■ EXTRACTED DATA
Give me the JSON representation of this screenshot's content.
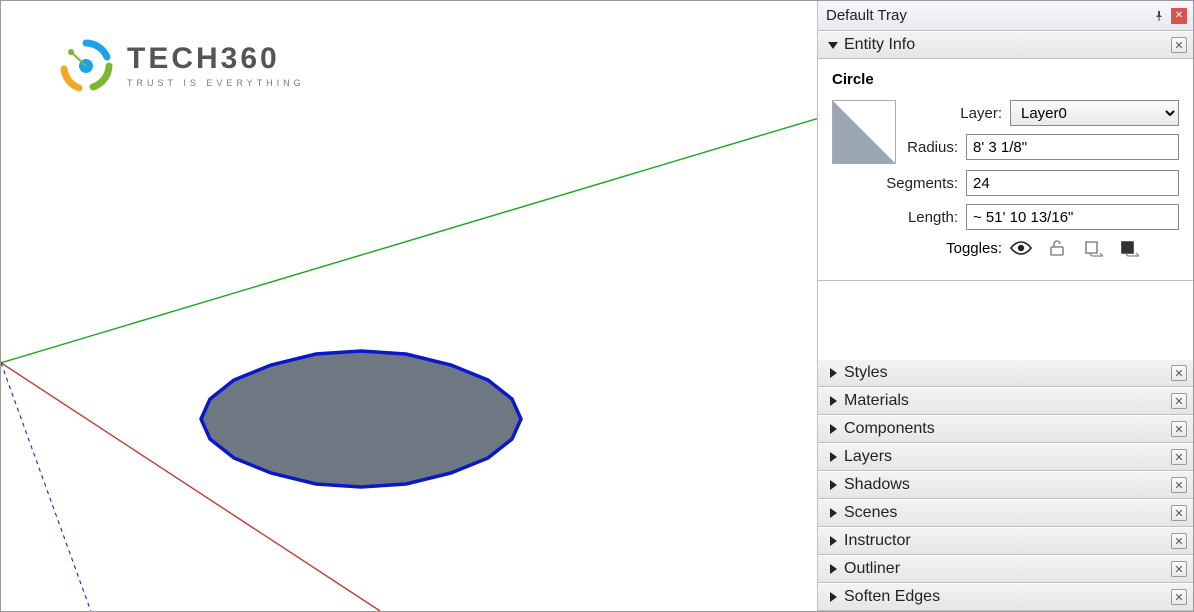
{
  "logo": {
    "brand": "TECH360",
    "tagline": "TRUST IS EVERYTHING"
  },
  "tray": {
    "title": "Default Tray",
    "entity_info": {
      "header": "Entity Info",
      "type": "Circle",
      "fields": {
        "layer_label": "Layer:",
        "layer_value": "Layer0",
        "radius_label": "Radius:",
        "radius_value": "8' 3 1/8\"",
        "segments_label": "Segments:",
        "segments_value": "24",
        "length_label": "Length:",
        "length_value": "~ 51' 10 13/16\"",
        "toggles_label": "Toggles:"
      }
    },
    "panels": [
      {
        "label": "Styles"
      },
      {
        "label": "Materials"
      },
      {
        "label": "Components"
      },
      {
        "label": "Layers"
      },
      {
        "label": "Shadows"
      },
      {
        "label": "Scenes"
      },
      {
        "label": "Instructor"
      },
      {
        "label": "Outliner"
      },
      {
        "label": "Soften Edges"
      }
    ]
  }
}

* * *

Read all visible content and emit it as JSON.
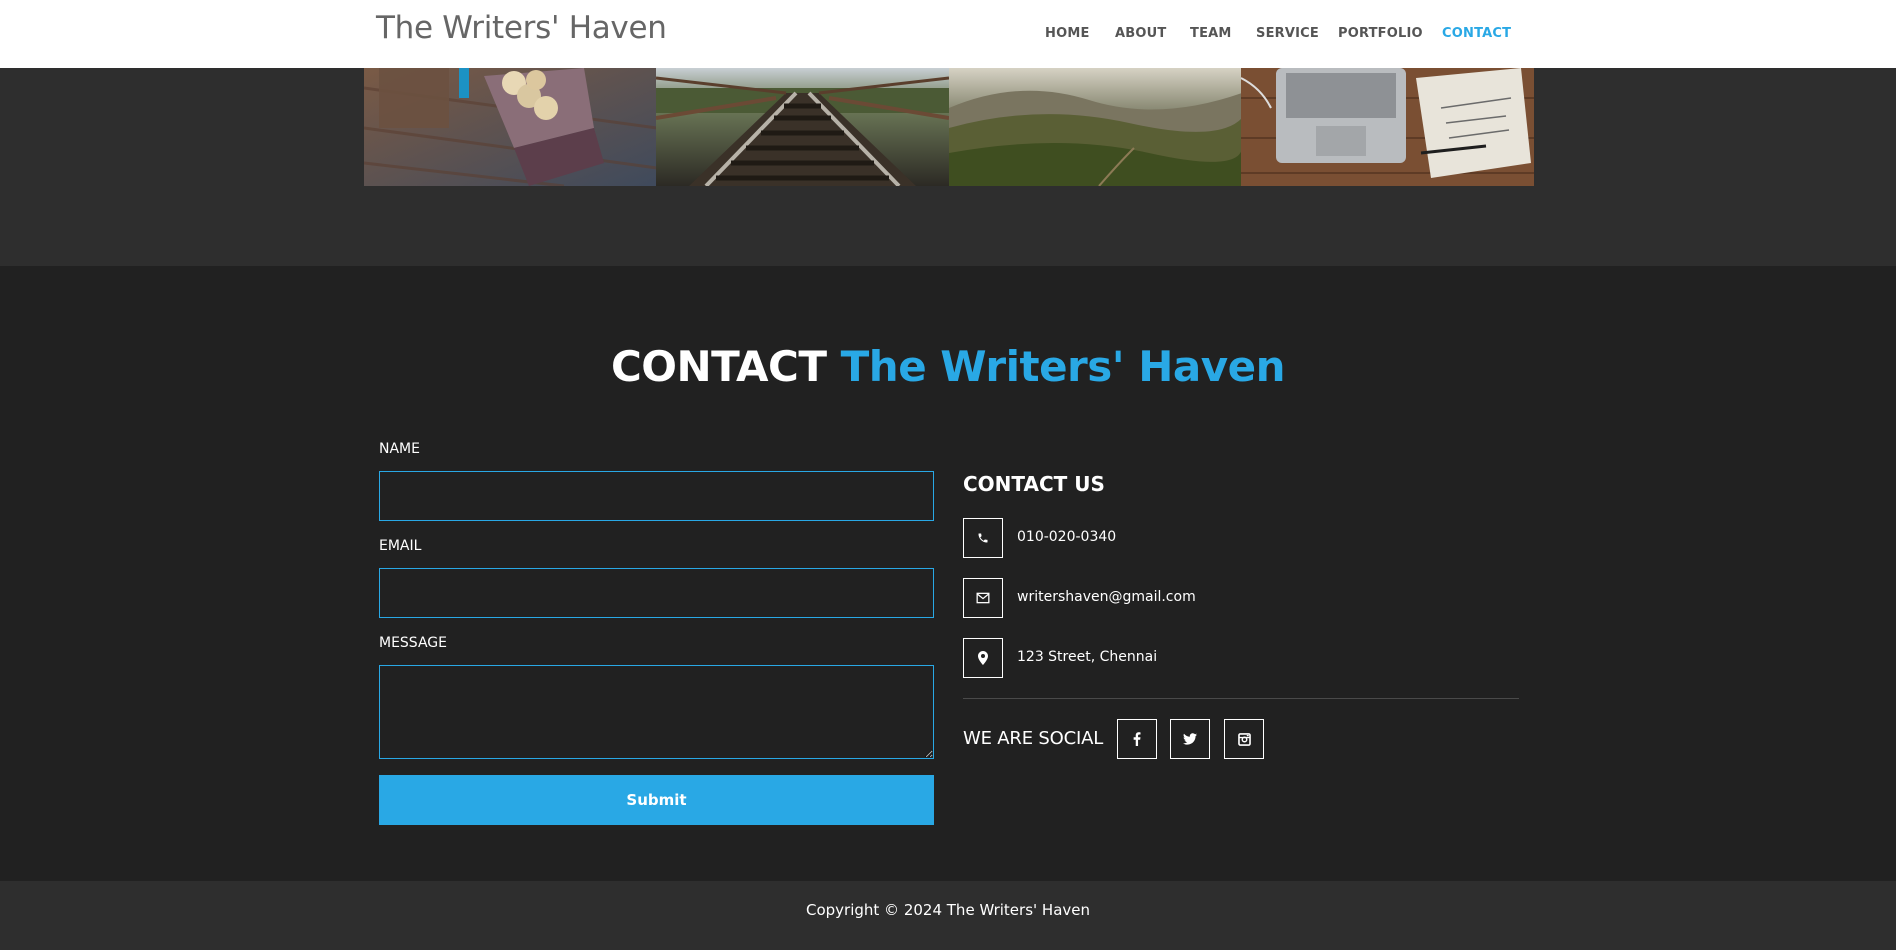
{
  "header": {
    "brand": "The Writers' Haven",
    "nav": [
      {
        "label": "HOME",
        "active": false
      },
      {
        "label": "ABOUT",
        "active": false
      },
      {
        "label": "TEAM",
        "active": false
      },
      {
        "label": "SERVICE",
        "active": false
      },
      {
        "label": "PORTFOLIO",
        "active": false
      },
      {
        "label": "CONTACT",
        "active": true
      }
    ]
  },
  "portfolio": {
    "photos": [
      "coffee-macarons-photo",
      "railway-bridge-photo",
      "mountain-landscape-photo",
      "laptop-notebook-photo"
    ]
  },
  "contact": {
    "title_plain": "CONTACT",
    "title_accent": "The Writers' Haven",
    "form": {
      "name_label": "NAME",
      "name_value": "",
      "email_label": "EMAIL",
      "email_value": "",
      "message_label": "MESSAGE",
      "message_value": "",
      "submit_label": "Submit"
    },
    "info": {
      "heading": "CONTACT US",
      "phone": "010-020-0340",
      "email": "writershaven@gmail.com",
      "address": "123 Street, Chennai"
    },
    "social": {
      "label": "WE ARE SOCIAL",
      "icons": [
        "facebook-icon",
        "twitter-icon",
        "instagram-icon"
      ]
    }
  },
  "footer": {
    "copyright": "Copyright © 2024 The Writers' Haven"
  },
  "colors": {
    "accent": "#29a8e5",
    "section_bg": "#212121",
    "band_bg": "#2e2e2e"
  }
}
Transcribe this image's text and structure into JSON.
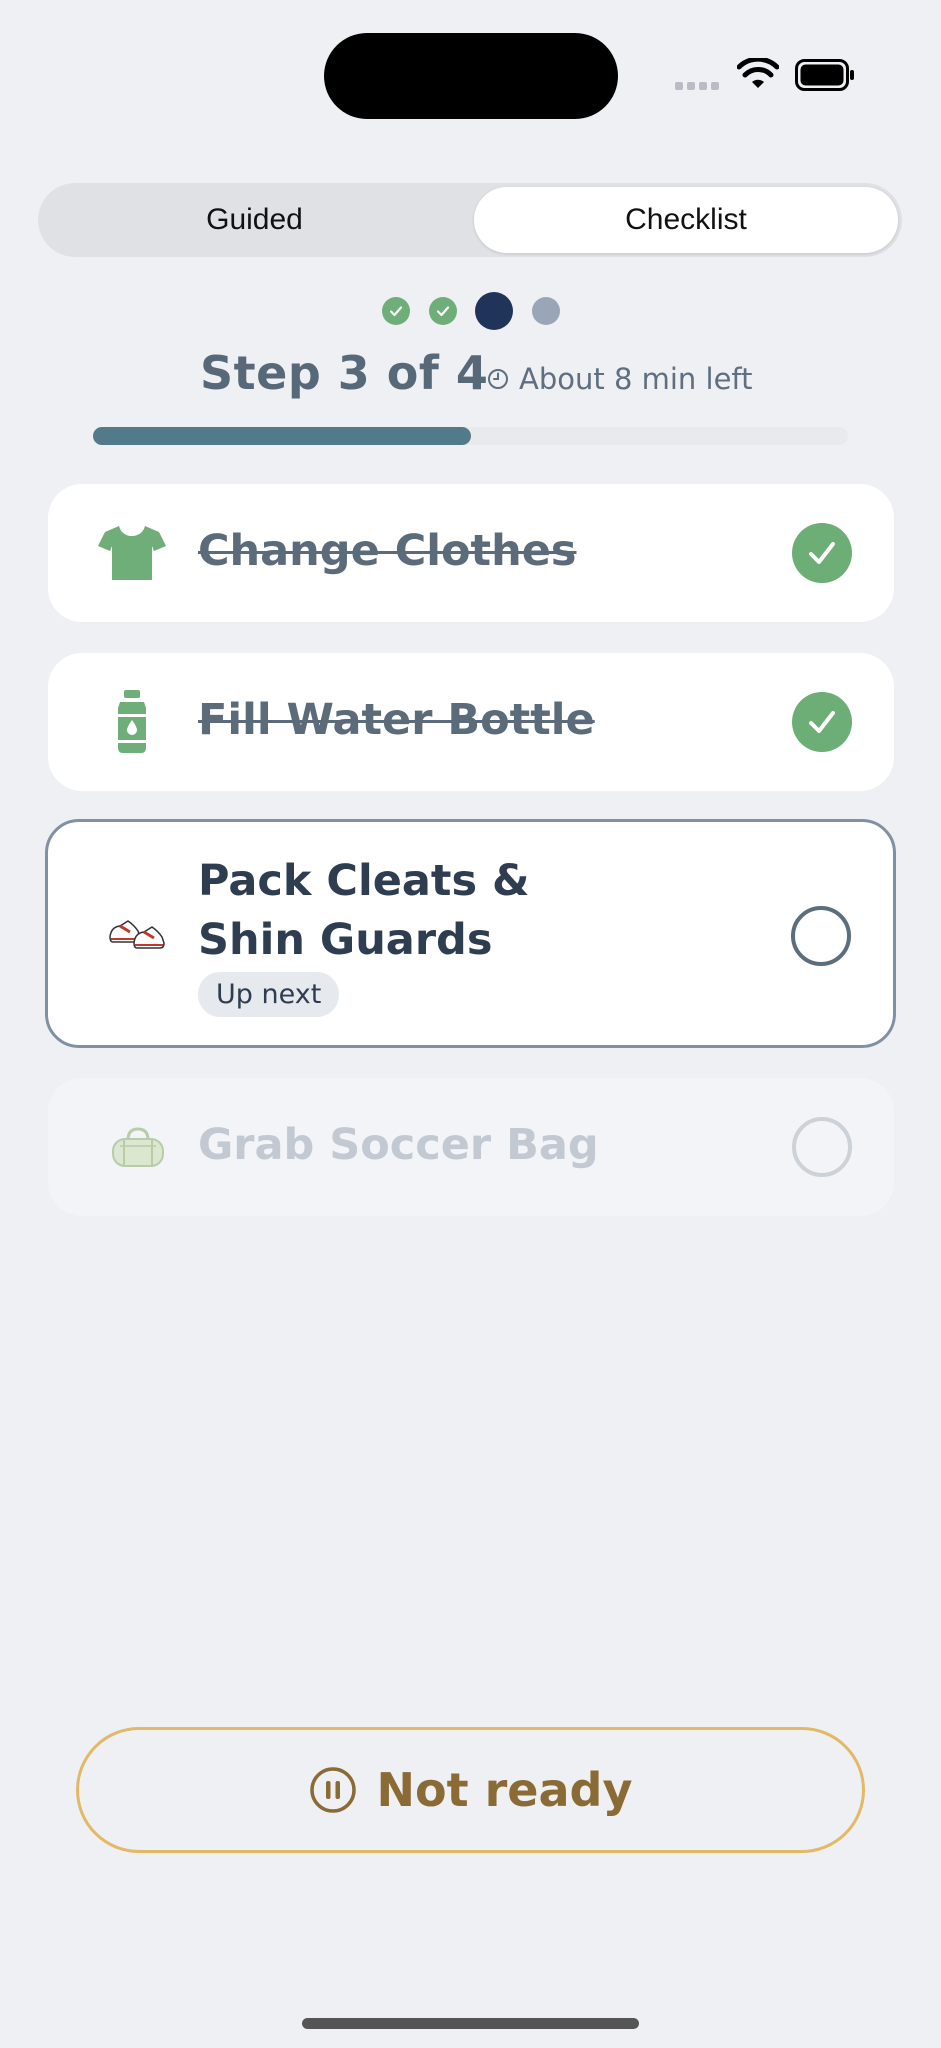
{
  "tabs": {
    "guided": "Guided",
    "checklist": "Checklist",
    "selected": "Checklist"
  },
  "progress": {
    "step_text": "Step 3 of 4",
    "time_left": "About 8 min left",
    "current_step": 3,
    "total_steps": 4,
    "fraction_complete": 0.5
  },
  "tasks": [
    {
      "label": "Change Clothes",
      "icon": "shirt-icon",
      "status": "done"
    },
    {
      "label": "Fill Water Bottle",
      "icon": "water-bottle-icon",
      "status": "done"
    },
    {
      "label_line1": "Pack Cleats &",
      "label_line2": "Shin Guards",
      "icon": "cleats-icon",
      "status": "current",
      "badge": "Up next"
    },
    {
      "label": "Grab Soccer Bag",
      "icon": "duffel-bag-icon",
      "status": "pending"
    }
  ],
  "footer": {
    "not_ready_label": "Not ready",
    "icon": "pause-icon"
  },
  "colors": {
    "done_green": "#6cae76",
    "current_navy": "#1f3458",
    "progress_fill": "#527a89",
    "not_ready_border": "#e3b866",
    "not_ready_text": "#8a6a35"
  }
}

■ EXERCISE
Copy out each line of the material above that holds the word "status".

■ ANSWER FOR THIS EXERCISE
      "status": "done"
      "status": "done"
      "status": "current",
      "status": "pending"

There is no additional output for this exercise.